"Cocktail RTDs aren't yet driving much volume in the market but they are a positive move and they are likely to bring new drinkers into the category," says marketing director Debs Carter. "We welcome this kind of innovation into the category and it should bring flavours to bars that want ways of improving their speed of serve."
Carter predicts that the RTD category's volume decline (currently at 6.4% in the on-trade, according to CGA MAT data to 25 December 2010) will stabilise and gradually move into growth, led by innovation.
Another brand to carve out a loyal following in the RTD category is Diageo's Smirnoff Ice, which together with WKD, makes up more than 50% of the total RTD category.

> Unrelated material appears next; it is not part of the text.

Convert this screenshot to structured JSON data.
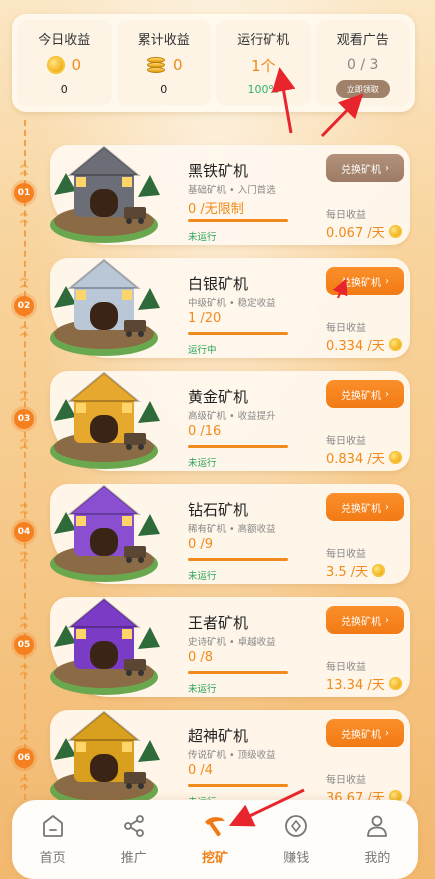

Like WKD, Diageo has no immediate plans to move into cocktail RTDs.
"It is early days to say whether cocktail-based drinks are drawing in consumers," says commercial planning and activation manager for Smirnoff Ice, Clare Moscrop. "However, they provide a perfectly served drink, which is quick and easy for bartenders to prepare, so they are likely to do well."
Harnessing Mojito madness
There's pressure on the Mojito now to drive growth in the on-trade, with three RTD producers showing their faith in the popularity of this classic drink. But do they all have something to offer Mojito fans, or will one outshine the rest?
Bacardi's Mojito is made from Bacardi Superior Rum with soda, mint and lime and has an ABV of 5.4%. It is aimed specifically at men aged 18 to 24, according to the company, and is positioned as a "refreshing alternative" to beer.
"With sales of Mojitos increasing by 60% in the past two years, BBF is confident there is life in the RTD category yet," says BBF brand manager Nik Krys.
In contrast, the Mojito drink from Nuba Cocktails is much stronger — with an ABV of 7% — but, says Victoria Novis, brainchild of Nuba, this is lower than the alcohol content in freshly-made cocktails. So far she has been "overwhelmed with positive feedback" about the drink.
Meanwhile, VK's Mojito, at 4% ABV and made with Caribbean rum, has been on the market since 2008. New Mojito rival variants could reinvigorate the brand's fortunes but VK is also tapping into the 18 to 24-year-old market, so competition could be fierce.